_What this task involves:_ Only the number is wanted: how many lines of these entries contain the word "icon"?

____________________

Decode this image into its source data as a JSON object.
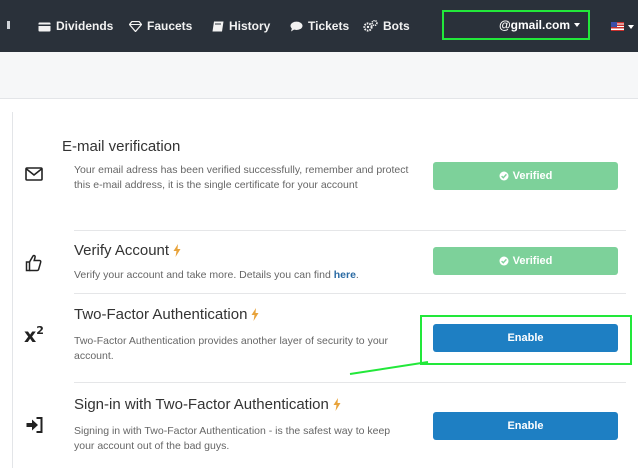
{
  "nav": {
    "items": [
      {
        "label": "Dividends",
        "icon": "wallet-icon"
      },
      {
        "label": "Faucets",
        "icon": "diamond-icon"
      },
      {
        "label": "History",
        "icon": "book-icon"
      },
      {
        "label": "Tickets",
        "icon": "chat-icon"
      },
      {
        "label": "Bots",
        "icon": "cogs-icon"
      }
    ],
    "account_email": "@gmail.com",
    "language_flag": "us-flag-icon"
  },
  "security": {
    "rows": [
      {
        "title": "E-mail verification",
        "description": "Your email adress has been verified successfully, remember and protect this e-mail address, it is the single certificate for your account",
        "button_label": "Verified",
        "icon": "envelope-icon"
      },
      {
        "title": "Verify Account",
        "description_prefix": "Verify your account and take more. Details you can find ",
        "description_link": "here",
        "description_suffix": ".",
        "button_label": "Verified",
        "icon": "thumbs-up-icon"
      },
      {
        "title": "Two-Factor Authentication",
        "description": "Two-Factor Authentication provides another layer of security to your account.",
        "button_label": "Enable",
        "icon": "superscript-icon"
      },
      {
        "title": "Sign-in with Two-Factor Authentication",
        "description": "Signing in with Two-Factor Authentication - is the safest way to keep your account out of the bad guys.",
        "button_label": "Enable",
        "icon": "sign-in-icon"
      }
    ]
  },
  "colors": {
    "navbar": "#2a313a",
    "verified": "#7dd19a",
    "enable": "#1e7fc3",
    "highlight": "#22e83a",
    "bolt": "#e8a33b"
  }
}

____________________

_Result for this task:_ 10